An Experimental Investigation on the Effects of Temperature on Soil-Concrete Interface Systems
2017-05-31T23:32:53Z (GMT) by
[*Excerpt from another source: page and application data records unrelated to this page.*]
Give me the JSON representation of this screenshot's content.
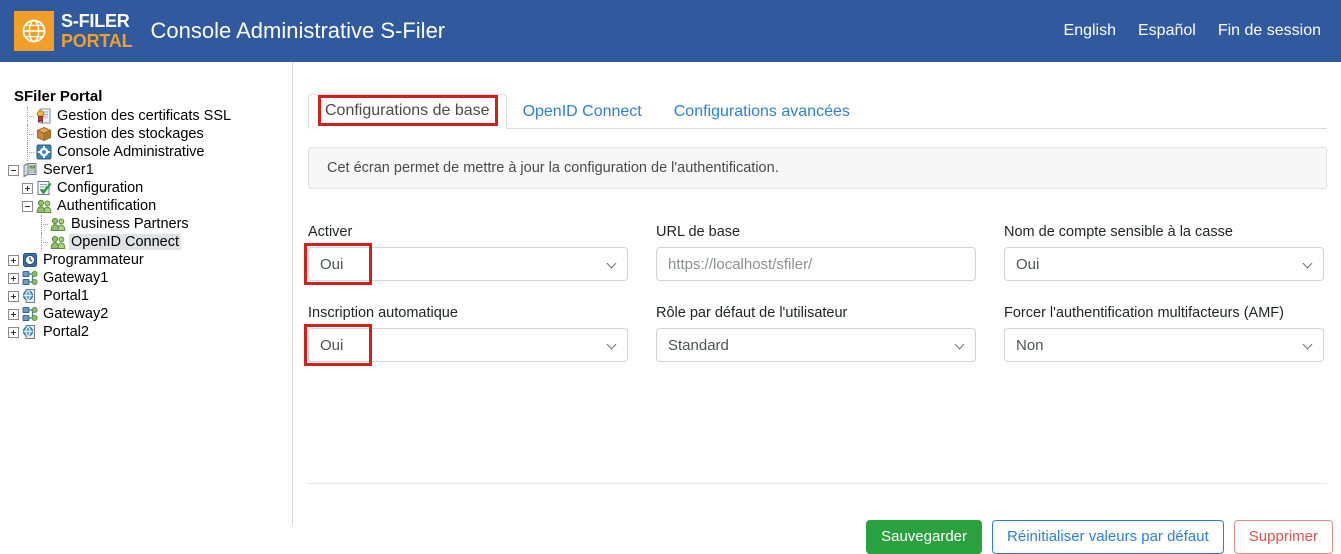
{
  "header": {
    "logo_line1": "S-FILER",
    "logo_line2": "PORTAL",
    "logo_icon": "globe-icon",
    "app_title": "Console Administrative S-Filer",
    "nav": [
      {
        "label": "English",
        "name": "lang-english"
      },
      {
        "label": "Español",
        "name": "lang-espanol"
      },
      {
        "label": "Fin de session",
        "name": "logout"
      }
    ],
    "bg_color": "#30599E",
    "accent_color": "#F0A028"
  },
  "sidebar": {
    "root_label": "SFiler Portal",
    "nodes": [
      {
        "label": "Gestion des certificats SSL",
        "icon": "certificate-icon",
        "depth": 1,
        "toggle": "none",
        "selected": false
      },
      {
        "label": "Gestion des stockages",
        "icon": "package-icon",
        "depth": 1,
        "toggle": "none",
        "selected": false
      },
      {
        "label": "Console Administrative",
        "icon": "gear-icon",
        "depth": 1,
        "toggle": "none",
        "selected": false
      },
      {
        "label": "Server1",
        "icon": "server-icon",
        "depth": 0,
        "toggle": "minus",
        "selected": false
      },
      {
        "label": "Configuration",
        "icon": "checklist-icon",
        "depth": 1,
        "toggle": "plus",
        "selected": false
      },
      {
        "label": "Authentification",
        "icon": "users-icon",
        "depth": 1,
        "toggle": "minus",
        "selected": false
      },
      {
        "label": "Business Partners",
        "icon": "users-icon",
        "depth": 2,
        "toggle": "none",
        "selected": false
      },
      {
        "label": "OpenID Connect",
        "icon": "users-icon",
        "depth": 2,
        "toggle": "none",
        "selected": true
      },
      {
        "label": "Programmateur",
        "icon": "clock-icon",
        "depth": 0,
        "toggle": "plus",
        "selected": false
      },
      {
        "label": "Gateway1",
        "icon": "network-icon",
        "depth": 0,
        "toggle": "plus",
        "selected": false
      },
      {
        "label": "Portal1",
        "icon": "portal-icon",
        "depth": 0,
        "toggle": "plus",
        "selected": false
      },
      {
        "label": "Gateway2",
        "icon": "network-icon",
        "depth": 0,
        "toggle": "plus",
        "selected": false
      },
      {
        "label": "Portal2",
        "icon": "portal-icon",
        "depth": 0,
        "toggle": "plus",
        "selected": false
      }
    ]
  },
  "main": {
    "tabs": [
      {
        "label": "Configurations de base",
        "active": true
      },
      {
        "label": "OpenID Connect",
        "active": false
      },
      {
        "label": "Configurations avancées",
        "active": false
      }
    ],
    "banner_text": "Cet écran permet de mettre à jour la configuration de l'authentification.",
    "fields": {
      "activer": {
        "label": "Activer",
        "value": "Oui",
        "type": "select",
        "highlighted": true
      },
      "url_de_base": {
        "label": "URL de base",
        "value": "",
        "placeholder": "https://localhost/sfiler/",
        "type": "text",
        "highlighted": false
      },
      "nom_compte_casse": {
        "label": "Nom de compte sensible à la casse",
        "value": "Oui",
        "type": "select",
        "highlighted": false
      },
      "inscription_auto": {
        "label": "Inscription automatique",
        "value": "Oui",
        "type": "select",
        "highlighted": true
      },
      "role_defaut": {
        "label": "Rôle par défaut de l'utilisateur",
        "value": "Standard",
        "type": "select",
        "highlighted": false
      },
      "forcer_amf": {
        "label": "Forcer l'authentification multifacteurs (AMF)",
        "value": "Non",
        "type": "select",
        "highlighted": false
      }
    },
    "buttons": {
      "save": "Sauvegarder",
      "reset": "Réinitialiser valeurs par défaut",
      "delete": "Supprimer"
    }
  },
  "annotation_color": "#D0211C"
}
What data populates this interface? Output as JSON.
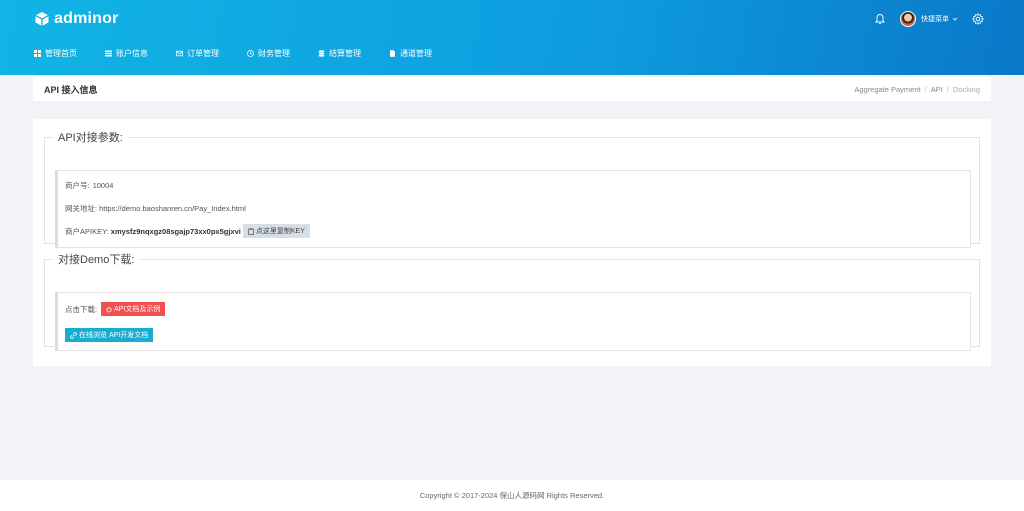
{
  "app": {
    "logo_text": "adminor",
    "user_menu_label": "快捷菜单"
  },
  "nav": [
    {
      "label": "管理首页",
      "icon": "dashboard-icon"
    },
    {
      "label": "账户信息",
      "icon": "list-icon"
    },
    {
      "label": "订单管理",
      "icon": "mail-icon"
    },
    {
      "label": "财务管理",
      "icon": "clock-icon"
    },
    {
      "label": "结算管理",
      "icon": "stack-icon"
    },
    {
      "label": "通道管理",
      "icon": "file-icon"
    }
  ],
  "page": {
    "title": "API 接入信息",
    "breadcrumb": [
      "Aggregate Payment",
      "API",
      "Docking"
    ]
  },
  "api_params": {
    "legend": "API对接参数:",
    "merchant_label": "商户号:",
    "merchant_value": "10004",
    "gateway_label": "网关地址:",
    "gateway_value": "https://demo.baoshanren.cn/Pay_Index.html",
    "apikey_label": "商户APIKEY:",
    "apikey_value": "xmysfz9nqxgz08sgajp73xx0px5gjxvi",
    "copy_button": "点这里复制KEY"
  },
  "demo": {
    "legend": "对接Demo下载:",
    "download_label": "点击下载:",
    "download_button": "API文档及示例",
    "browse_button": "在线浏览 API开发文档"
  },
  "footer": {
    "text": "Copyright © 2017-2024 保山人源码网 Rights Reserved."
  },
  "colors": {
    "header_start": "#11b4e4",
    "header_end": "#0a78c8",
    "danger": "#f05050",
    "info": "#19aed1"
  }
}
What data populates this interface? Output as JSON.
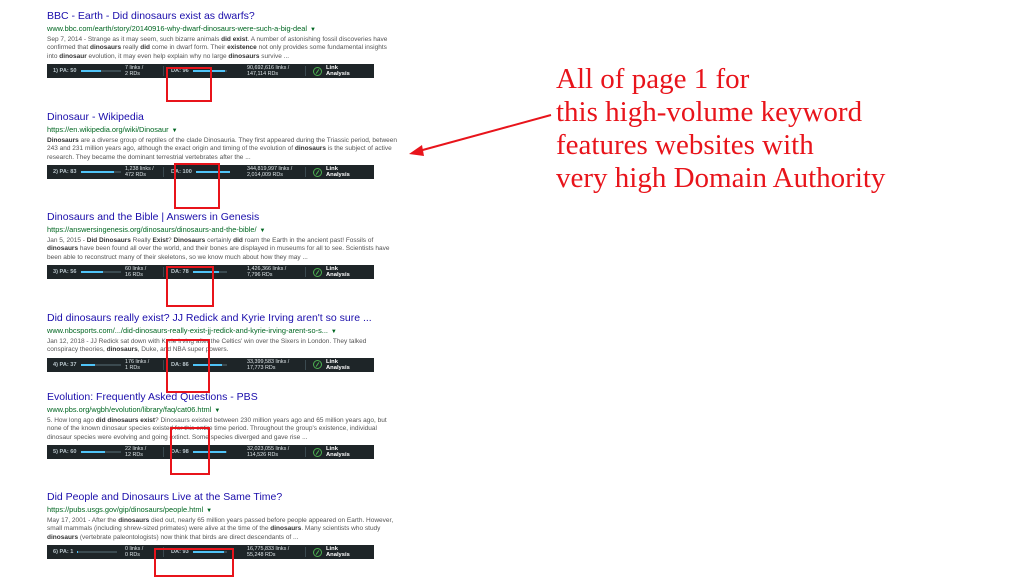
{
  "results": [
    {
      "title": "BBC - Earth - Did dinosaurs exist as dwarfs?",
      "url": "www.bbc.com/earth/story/20140916-why-dwarf-dinosaurs-were-such-a-big-deal",
      "snippet_html": "Sep 7, 2014 - Strange as it may seem, such bizarre animals <b>did exist</b>. A number of astonishing fossil discoveries have confirmed that <b>dinosaurs</b> really <b>did</b> come in dwarf form. Their <b>existence</b> not only provides some fundamental insights into <b>dinosaur</b> evolution, it may even help explain why no large <b>dinosaurs</b> survive ...",
      "moz": {
        "pa_label": "1) PA: 50",
        "pa_value": 50,
        "links": "7 links /",
        "rds": "2 RDs",
        "da_label": "DA: 96",
        "da_value": 96,
        "domain_links": "90,692,616 links /",
        "domain_rds": "147,114 RDs",
        "la_line1": "Link",
        "la_line2": "Analysis"
      }
    },
    {
      "title": "Dinosaur - Wikipedia",
      "url": "https://en.wikipedia.org/wiki/Dinosaur",
      "snippet_html": "<b>Dinosaurs</b> are a diverse group of reptiles of the clade Dinosauria. They first appeared during the Triassic period, between 243 and 231 million years ago, although the exact origin and timing of the evolution of <b>dinosaurs</b> is the subject of active research. They became the dominant terrestrial vertebrates after the ...",
      "moz": {
        "pa_label": "2) PA: 83",
        "pa_value": 83,
        "links": "1,238 links /",
        "rds": "472 RDs",
        "da_label": "DA: 100",
        "da_value": 100,
        "domain_links": "344,819,997 links /",
        "domain_rds": "2,014,009 RDs",
        "la_line1": "Link",
        "la_line2": "Analysis"
      }
    },
    {
      "title": "Dinosaurs and the Bible | Answers in Genesis",
      "url": "https://answersingenesis.org/dinosaurs/dinosaurs-and-the-bible/",
      "snippet_html": "Jan 5, 2015 - <b>Did Dinosaurs</b> Really <b>Exist</b>? <b>Dinosaurs</b> certainly <b>did</b> roam the Earth in the ancient past! Fossils of <b>dinosaurs</b> have been found all over the world, and their bones are displayed in museums for all to see. Scientists have been able to reconstruct many of their skeletons, so we know much about how they may ...",
      "moz": {
        "pa_label": "3) PA: 56",
        "pa_value": 56,
        "links": "60 links /",
        "rds": "16 RDs",
        "da_label": "DA: 78",
        "da_value": 78,
        "domain_links": "1,426,366 links /",
        "domain_rds": "7,796 RDs",
        "la_line1": "Link",
        "la_line2": "Analysis"
      }
    },
    {
      "title": "Did dinosaurs really exist? JJ Redick and Kyrie Irving aren't so sure ...",
      "url": "www.nbcsports.com/.../did-dinosaurs-really-exist-jj-redick-and-kyrie-irving-arent-so-s...",
      "snippet_html": "Jan 12, 2018 - JJ Redick sat down with Kyrie Irving after the Celtics' win over the Sixers in London. They talked conspiracy theories, <b>dinosaurs</b>, Duke, and NBA super powers.",
      "moz": {
        "pa_label": "4) PA: 37",
        "pa_value": 37,
        "links": "176 links /",
        "rds": "1 RDs",
        "da_label": "DA: 86",
        "da_value": 86,
        "domain_links": "33,399,583 links /",
        "domain_rds": "17,773 RDs",
        "la_line1": "Link",
        "la_line2": "Analysis"
      }
    },
    {
      "title": "Evolution: Frequently Asked Questions - PBS",
      "url": "www.pbs.org/wgbh/evolution/library/faq/cat06.html",
      "snippet_html": "5. How long ago <b>did dinosaurs exist</b>? Dinosaurs existed between 230 million years ago and 65 million years ago, but none of the known dinosaur species existed for this entire time period. Throughout the group's existence, individual dinosaur species were evolving and going extinct. Some species diverged and gave rise ...",
      "moz": {
        "pa_label": "5) PA: 60",
        "pa_value": 60,
        "links": "22 links /",
        "rds": "12 RDs",
        "da_label": "DA: 98",
        "da_value": 98,
        "domain_links": "32,023,055 links /",
        "domain_rds": "114,526 RDs",
        "la_line1": "Link",
        "la_line2": "Analysis"
      }
    },
    {
      "title": "Did People and Dinosaurs Live at the Same Time?",
      "url": "https://pubs.usgs.gov/gip/dinosaurs/people.html",
      "snippet_html": "May 17, 2001 - After the <b>dinosaurs</b> died out, nearly 65 million years passed before people appeared on Earth. However, small mammals (including shrew-sized primates) were alive at the time of the <b>dinosaurs</b>. Many scientists who study <b>dinosaurs</b> (vertebrate paleontologists) now think that birds are direct descendants of ...",
      "moz": {
        "pa_label": "6) PA: 1",
        "pa_value": 1,
        "links": "0 links /",
        "rds": "0 RDs",
        "da_label": "DA: 93",
        "da_value": 93,
        "domain_links": "16,775,833 links /",
        "domain_rds": "55,248 RDs",
        "la_line1": "Link",
        "la_line2": "Analysis"
      }
    }
  ],
  "callout": {
    "lines": [
      "All of page 1 for",
      "this high-volume keyword",
      "features websites with",
      "very high Domain Authority"
    ],
    "color": "#e8141b"
  },
  "colors": {
    "link": "#1a0dab",
    "url": "#006621",
    "mozbar": "#1e2528",
    "highlight": "#e8141b"
  }
}
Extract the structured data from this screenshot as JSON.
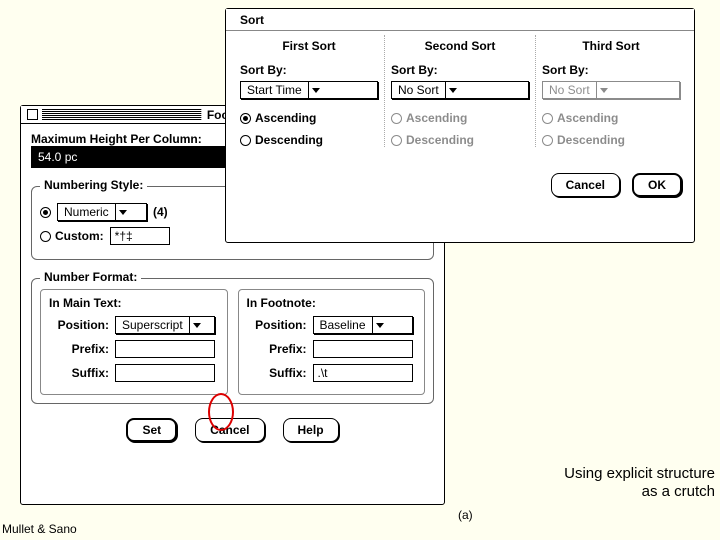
{
  "footnote": {
    "title": "Footnote",
    "max_height_label": "Maximum Height Per Column:",
    "max_height_value": "54.0 pc",
    "numbering_style_label": "Numbering Style:",
    "numeric_label": "Numeric",
    "numeric_example": "(4)",
    "custom_label": "Custom:",
    "custom_value": "*†‡",
    "number_format_label": "Number Format:",
    "in_main_text_label": "In Main Text:",
    "in_footnote_label": "In Footnote:",
    "position_label": "Position:",
    "prefix_label": "Prefix:",
    "suffix_label": "Suffix:",
    "main_position_value": "Superscript",
    "main_prefix_value": "",
    "main_suffix_value": "",
    "foot_position_value": "Baseline",
    "foot_prefix_value": "",
    "foot_suffix_value": ".\\t",
    "set_btn": "Set",
    "cancel_btn": "Cancel",
    "help_btn": "Help"
  },
  "sort": {
    "title": "Sort",
    "cols": [
      {
        "header": "First Sort",
        "sortby": "Sort By:",
        "value": "Start Time",
        "asc": "Ascending",
        "desc": "Descending",
        "enabled": true,
        "selected": "asc"
      },
      {
        "header": "Second Sort",
        "sortby": "Sort By:",
        "value": "No Sort",
        "asc": "Ascending",
        "desc": "Descending",
        "enabled": false,
        "selected": ""
      },
      {
        "header": "Third Sort",
        "sortby": "Sort By:",
        "value": "No Sort",
        "asc": "Ascending",
        "desc": "Descending",
        "enabled": false,
        "selected": ""
      }
    ],
    "cancel_btn": "Cancel",
    "ok_btn": "OK"
  },
  "caption_line1": "Using explicit structure",
  "caption_line2": "as a crutch",
  "fig_label": "(a)",
  "credit": "Mullet & Sano"
}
Geothermal energy pile incorporates the structural pile and ground source heat exchanger to generate environmental and economic benefits. While the popularity of geothermal energy pile has been increasing in the recent decades, there is limited understanding of the pile-soil interaction, especially the effect of temperature on the interface shear strength. This is important for accurately predicting the load-carrying capacity of the pile shaft and other thermo-mechanical coupled behaviour. This study investigates the effect of temperature on the pile-soil interface shear strength using a modified shear box, and the effect of confining stress on the thermal conductivity of soils using a modified triaxial cell apparatus. With the modified shear box, tests were conducted at different temperatures (20⁰C, 35⁰C and 50⁰C) including thermal cycles to examine the pile-soil interface shear strength under the effect of heating. Also thermal conductivity tests were performed on four different soils including two from Melbourne, Australia, at different confining stresses (up to 200 kPa) with different initial moisture contents and densities. <br> <br> The shear strength of smooth concrete-soil interface was found to increase when the temperature rose from 20 to 35⁰C, but independent of temperature between 35 and 50⁰C. Also, thermal cycles appeared to have no effect on the interface shear strength. Only minor drop in interface shear strength was observed when the number of thermal cycles increased. However it seems that the increase of the number of thermal cycles influenced the soils moisture state leading to dryer soil involved in the soil-concrete interface shearing. In terms of the modified triaxial thermal conductivity test, results showed that the confining stress had slight influence on highly compacted soils. For loosely compacted soils, a considerable increase in thermal conductivity was observed when the confining stress was increased, this was caused by density changes. It was concluded that the thermal conductivity of a soil was predominantly determined by its level of compactness, moisture content and confining stress.